Shawnee Communications is a proud corporate citizen of Southern Illinois. We’re proud to contribute to the economic welfare of our communities by improving communications infrastructure and technology as well as providing well paying jobs to people throughout the region.
As citizens of the communities of Southern Illinois, Shawnee Communications and our subsidiary companies strive to make positive contributions to the welfare of the region. So we share in the vision of growth and prosperity for all. We participate in community projects and donate to organizations that benefit our communities.
In addition, individuals in our companies actively participate in organizations that benefit by the unique talents and abilities they have to offer. We all understand that the quality of life in our community is directly related to the effort we are willing to give to make improvements or otherwise provide a positive influence.
At Shawnee, We’re Good Sports, Too!
Shawnee Communications is proud to support local high school sports programs in the communities served by Shawnee Telephone.
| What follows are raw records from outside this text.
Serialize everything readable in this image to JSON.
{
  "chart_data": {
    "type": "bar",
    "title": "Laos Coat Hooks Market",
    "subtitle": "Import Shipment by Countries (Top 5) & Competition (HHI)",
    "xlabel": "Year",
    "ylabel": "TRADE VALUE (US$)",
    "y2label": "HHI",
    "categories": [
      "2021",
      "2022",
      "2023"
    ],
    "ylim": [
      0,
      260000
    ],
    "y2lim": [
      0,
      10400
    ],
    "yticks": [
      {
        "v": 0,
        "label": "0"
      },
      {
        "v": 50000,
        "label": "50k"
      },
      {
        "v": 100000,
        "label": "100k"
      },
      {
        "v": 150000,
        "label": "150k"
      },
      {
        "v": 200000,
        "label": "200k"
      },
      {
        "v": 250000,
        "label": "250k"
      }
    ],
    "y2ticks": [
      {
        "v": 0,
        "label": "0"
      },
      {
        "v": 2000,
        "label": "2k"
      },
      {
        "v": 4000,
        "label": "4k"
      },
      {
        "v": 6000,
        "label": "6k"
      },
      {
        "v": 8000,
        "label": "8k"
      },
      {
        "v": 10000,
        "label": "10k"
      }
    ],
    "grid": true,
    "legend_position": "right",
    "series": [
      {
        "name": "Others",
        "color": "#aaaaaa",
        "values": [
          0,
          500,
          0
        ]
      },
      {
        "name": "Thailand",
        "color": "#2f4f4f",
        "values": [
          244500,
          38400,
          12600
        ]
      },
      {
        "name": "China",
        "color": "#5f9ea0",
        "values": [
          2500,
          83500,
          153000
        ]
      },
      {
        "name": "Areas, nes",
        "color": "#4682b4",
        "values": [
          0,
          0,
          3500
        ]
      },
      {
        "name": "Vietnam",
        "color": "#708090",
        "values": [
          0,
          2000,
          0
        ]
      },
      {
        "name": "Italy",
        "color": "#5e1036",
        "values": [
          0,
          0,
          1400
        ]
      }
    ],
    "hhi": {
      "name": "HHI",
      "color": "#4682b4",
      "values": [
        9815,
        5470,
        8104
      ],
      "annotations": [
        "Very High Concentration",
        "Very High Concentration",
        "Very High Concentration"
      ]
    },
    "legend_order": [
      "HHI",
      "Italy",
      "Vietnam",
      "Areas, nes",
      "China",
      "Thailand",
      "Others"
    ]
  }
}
For the past several years, Shawnee Telephone has donated to the Hardin County High School Cougars, the Pope County High School Pirates, and the Gallatin County High School Hawks.
Shawnee Telephone‘s donations provide the high school sports programs at each of the schools with financial flexibility. Since 2006 Shawnee’s gift provided new basketball shoes for the boys’ and girls’ basketball teams at each of the high schools. We’re proud to be able to make these donations, and we are able to do so because of our customers in these communities who have made it possible for us to give back to our area neighbors.
So when you are cheering on your school’s sports teams, know that your friends at Shawnee Communications are there wishing success for those hard-working athletes!
At Shawnee Communications and our subsidiaries, we consider our employees the pillars of our organization. Our people, like their Southern Illinois neighbors, are woven with strong character, deep ethics, and unlimited drive, and every employee strives for continued individual improvement day to day. The level of loyalty and integrity displayed by our staff is reflected in the quality of service provided to our customers.
Although individuals on the Shawnee Communications staff come to us with diverse technical, business, and clerical backgrounds, they display a unique cohesiveness and cooperation working between departments. This spirit of unity has proven invaluable during project coordination and planning. The ability and willingness to operate as a team has facilitated every aspect of our expansion and growth and will continue to do so well into the future.